■ Task statement: Since the pictures are not wanted, copy only the text of every record exactly.

====== Extracted information

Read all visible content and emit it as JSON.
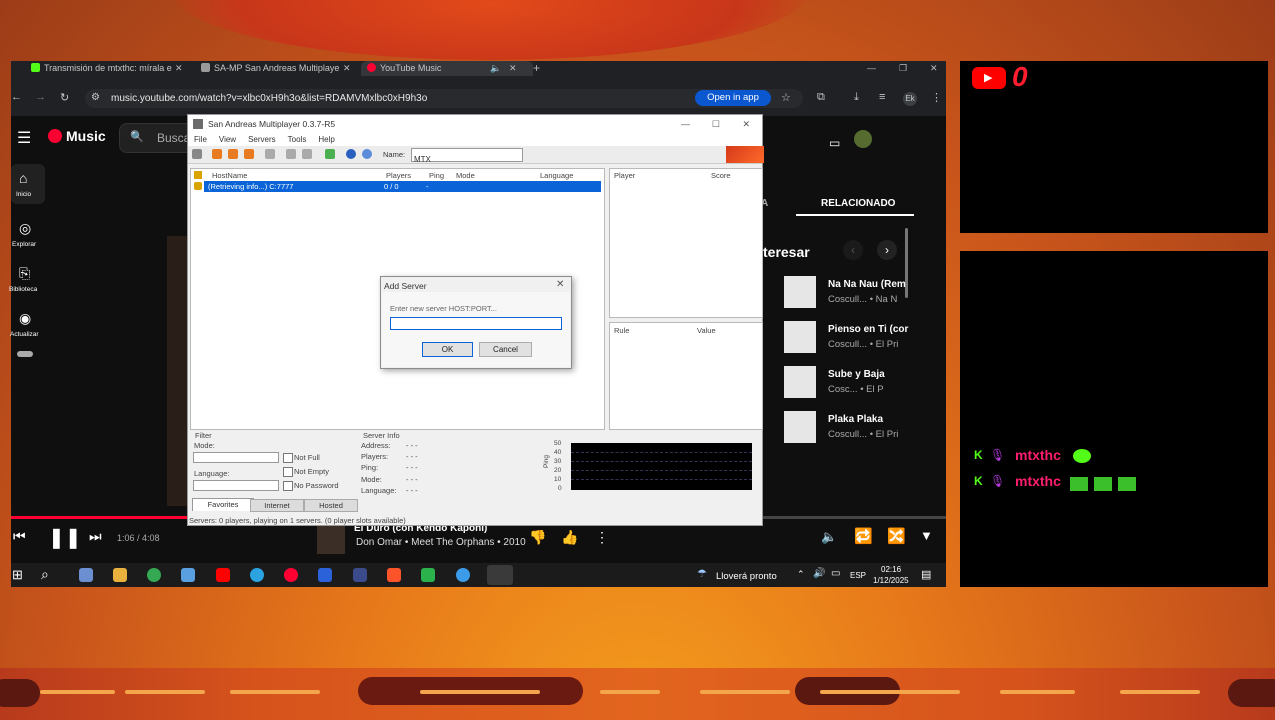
{
  "browser": {
    "tabs": [
      {
        "label": "Transmisión de mtxthc: mírala e",
        "color": "#53fc18"
      },
      {
        "label": "SA-MP San Andreas Multiplaye",
        "color": "#bbbbbb"
      },
      {
        "label": "YouTube Music",
        "color": "#ff0033"
      }
    ],
    "new_tab": "+",
    "url": "music.youtube.com/watch?v=xlbc0xH9h3o&list=RDAMVMxlbc0xH9h3o",
    "open_in_app": "Open in app",
    "profile": "Ek"
  },
  "ytmusic": {
    "logo": "Music",
    "search_placeholder": "Busca",
    "nav": [
      "Inicio",
      "Explorar",
      "Biblioteca",
      "Actualizar"
    ],
    "tab_partial": "A",
    "tab_related": "RELACIONADO",
    "section_partial": "teresar",
    "songs": [
      {
        "title": "Na Na Nau (Rem",
        "artist": "Coscull... • Na N"
      },
      {
        "title": "Pienso en Ti (cor",
        "artist": "Coscull... • El Pri"
      },
      {
        "title": "Sube y Baja",
        "artist": "Cosc... • El P"
      },
      {
        "title": "Plaka Plaka",
        "artist": "Coscull... • El Pri"
      }
    ],
    "player": {
      "time": "1:06 / 4:08",
      "track": "El Duro (con Kendo Kaponi)",
      "meta": "Don Omar • Meet The Orphans • 2010",
      "progress": 0.27
    }
  },
  "samp": {
    "title": "San Andreas Multiplayer 0.3.7-R5",
    "menu": [
      "File",
      "View",
      "Servers",
      "Tools",
      "Help"
    ],
    "name_label": "Name:",
    "name_value": "MTX",
    "columns": [
      "HostName",
      "Players",
      "Ping",
      "Mode",
      "Language"
    ],
    "row": {
      "host": "(Retrieving info...) C:7777",
      "players": "0 / 0",
      "ping": "-"
    },
    "player_cols": [
      "Player",
      "Score"
    ],
    "rule_cols": [
      "Rule",
      "Value"
    ],
    "filter": {
      "title": "Filter",
      "mode": "Mode:",
      "language": "Language:",
      "not_full": "Not Full",
      "not_empty": "Not Empty",
      "no_password": "No Password"
    },
    "server_info": {
      "title": "Server Info",
      "labels": [
        "Address:",
        "Players:",
        "Ping:",
        "Mode:",
        "Language:"
      ],
      "values": [
        "- - -",
        "- - -",
        "- - -",
        "- - -",
        "- - -"
      ]
    },
    "ping_axis": [
      "50",
      "40",
      "30",
      "20",
      "10",
      "0"
    ],
    "ping_label": "Ping",
    "tabs": [
      "Favorites",
      "Internet",
      "Hosted"
    ],
    "status": "Servers: 0 players, playing on 1 servers. (0 player slots available)"
  },
  "dialog": {
    "title": "Add Server",
    "prompt": "Enter new server HOST:PORT...",
    "ok": "OK",
    "cancel": "Cancel"
  },
  "taskbar": {
    "weather": "Lloverá pronto",
    "lang": "ESP",
    "time": "02:16",
    "date": "1/12/2025"
  },
  "overlay": {
    "counter": "0",
    "chat": [
      {
        "user": "mtxthc",
        "badge": "K"
      },
      {
        "user": "mtxthc",
        "badge": "K"
      }
    ]
  }
}
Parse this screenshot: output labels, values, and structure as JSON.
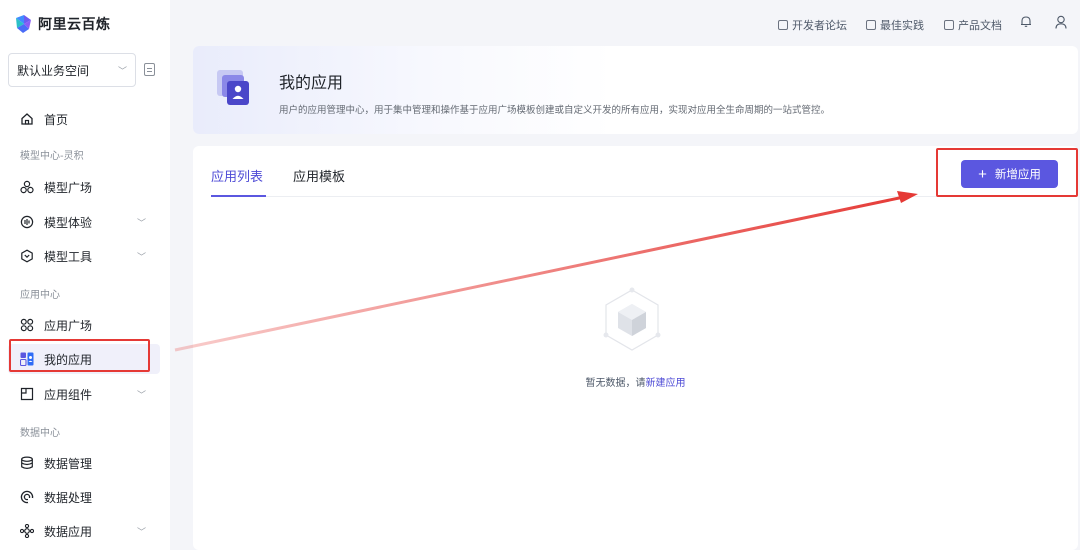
{
  "brand": {
    "name": "阿里云百炼",
    "accent": "#5b57e0"
  },
  "workspace": {
    "label": "默认业务空间"
  },
  "sidebar": {
    "home": "首页",
    "sections": [
      "模型中心-灵积",
      "应用中心",
      "数据中心"
    ],
    "items": [
      {
        "label": "模型广场",
        "icon": "plaza-icon"
      },
      {
        "label": "模型体验",
        "icon": "experience-icon",
        "expandable": true
      },
      {
        "label": "模型工具",
        "icon": "tool-icon",
        "expandable": true
      },
      {
        "label": "应用广场",
        "icon": "grid-icon"
      },
      {
        "label": "我的应用",
        "icon": "my-app-icon",
        "active": true
      },
      {
        "label": "应用组件",
        "icon": "component-icon",
        "expandable": true
      },
      {
        "label": "数据管理",
        "icon": "database-icon"
      },
      {
        "label": "数据处理",
        "icon": "processing-icon"
      },
      {
        "label": "数据应用",
        "icon": "data-app-icon",
        "expandable": true
      }
    ]
  },
  "topbar": {
    "links": [
      "开发者论坛",
      "最佳实践",
      "产品文档"
    ]
  },
  "header": {
    "title": "我的应用",
    "description": "用户的应用管理中心，用于集中管理和操作基于应用广场模板创建或自定义开发的所有应用，实现对应用全生命周期的一站式管控。"
  },
  "tabs": [
    "应用列表",
    "应用模板"
  ],
  "new_button": "新增应用",
  "empty": {
    "prefix": "暂无数据，请",
    "link": "新建应用"
  }
}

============

■ Finished exercise:
Read all visible content and emit it as JSON.
{
  "browser": {
    "tabs": [
      {
        "label": "Transmisión de mtxthc: mírala e",
        "color": "#53fc18"
      },
      {
        "label": "SA-MP San Andreas Multiplaye",
        "color": "#bbbbbb"
      },
      {
        "label": "YouTube Music",
        "color": "#ff0033"
      }
    ],
    "new_tab": "+",
    "url": "music.youtube.com/watch?v=xlbc0xH9h3o&list=RDAMVMxlbc0xH9h3o",
    "open_in_app": "Open in app",
    "profile": "Ek"
  },
  "ytmusic": {
    "logo": "Music",
    "search_placeholder": "Busca",
    "nav": [
      "Inicio",
      "Explorar",
      "Biblioteca",
      "Actualizar"
    ],
    "tab_partial": "A",
    "tab_related": "RELACIONADO",
    "section_partial": "teresar",
    "songs": [
      {
        "title": "Na Na Nau (Rem",
        "artist": "Coscull... • Na N"
      },
      {
        "title": "Pienso en Ti (cor",
        "artist": "Coscull... • El Pri"
      },
      {
        "title": "Sube y Baja",
        "artist": "Cosc... • El P"
      },
      {
        "title": "Plaka Plaka",
        "artist": "Coscull... • El Pri"
      }
    ],
    "player": {
      "time": "1:06 / 4:08",
      "track": "El Duro (con Kendo Kaponi)",
      "meta": "Don Omar • Meet The Orphans • 2010",
      "progress": 0.27
    }
  },
  "samp": {
    "title": "San Andreas Multiplayer 0.3.7-R5",
    "menu": [
      "File",
      "View",
      "Servers",
      "Tools",
      "Help"
    ],
    "name_label": "Name:",
    "name_value": "MTX",
    "columns": [
      "HostName",
      "Players",
      "Ping",
      "Mode",
      "Language"
    ],
    "row": {
      "host": "(Retrieving info...) C:7777",
      "players": "0 / 0",
      "ping": "-"
    },
    "player_cols": [
      "Player",
      "Score"
    ],
    "rule_cols": [
      "Rule",
      "Value"
    ],
    "filter": {
      "title": "Filter",
      "mode": "Mode:",
      "language": "Language:",
      "not_full": "Not Full",
      "not_empty": "Not Empty",
      "no_password": "No Password"
    },
    "server_info": {
      "title": "Server Info",
      "labels": [
        "Address:",
        "Players:",
        "Ping:",
        "Mode:",
        "Language:"
      ],
      "values": [
        "- - -",
        "- - -",
        "- - -",
        "- - -",
        "- - -"
      ]
    },
    "ping_axis": [
      "50",
      "40",
      "30",
      "20",
      "10",
      "0"
    ],
    "ping_label": "Ping",
    "tabs": [
      "Favorites",
      "Internet",
      "Hosted"
    ],
    "status": "Servers: 0 players, playing on 1 servers. (0 player slots available)"
  },
  "dialog": {
    "title": "Add Server",
    "prompt": "Enter new server HOST:PORT...",
    "ok": "OK",
    "cancel": "Cancel"
  },
  "taskbar": {
    "weather": "Lloverá pronto",
    "lang": "ESP",
    "time": "02:16",
    "date": "1/12/2025"
  },
  "overlay": {
    "counter": "0",
    "chat": [
      {
        "user": "mtxthc",
        "badge": "K"
      },
      {
        "user": "mtxthc",
        "badge": "K"
      }
    ]
  }
}
Parse this screenshot: output labels, values, and structure as JSON.
{
  "brand": {
    "name": "阿里云百炼",
    "accent": "#5b57e0"
  },
  "workspace": {
    "label": "默认业务空间"
  },
  "sidebar": {
    "home": "首页",
    "sections": [
      "模型中心-灵积",
      "应用中心",
      "数据中心"
    ],
    "items": [
      {
        "label": "模型广场",
        "icon": "plaza-icon"
      },
      {
        "label": "模型体验",
        "icon": "experience-icon",
        "expandable": true
      },
      {
        "label": "模型工具",
        "icon": "tool-icon",
        "expandable": true
      },
      {
        "label": "应用广场",
        "icon": "grid-icon"
      },
      {
        "label": "我的应用",
        "icon": "my-app-icon",
        "active": true
      },
      {
        "label": "应用组件",
        "icon": "component-icon",
        "expandable": true
      },
      {
        "label": "数据管理",
        "icon": "database-icon"
      },
      {
        "label": "数据处理",
        "icon": "processing-icon"
      },
      {
        "label": "数据应用",
        "icon": "data-app-icon",
        "expandable": true
      }
    ]
  },
  "topbar": {
    "links": [
      "开发者论坛",
      "最佳实践",
      "产品文档"
    ]
  },
  "header": {
    "title": "我的应用",
    "description": "用户的应用管理中心，用于集中管理和操作基于应用广场模板创建或自定义开发的所有应用，实现对应用全生命周期的一站式管控。"
  },
  "tabs": [
    "应用列表",
    "应用模板"
  ],
  "new_button": "新增应用",
  "empty": {
    "prefix": "暂无数据，请",
    "link": "新建应用"
  }
}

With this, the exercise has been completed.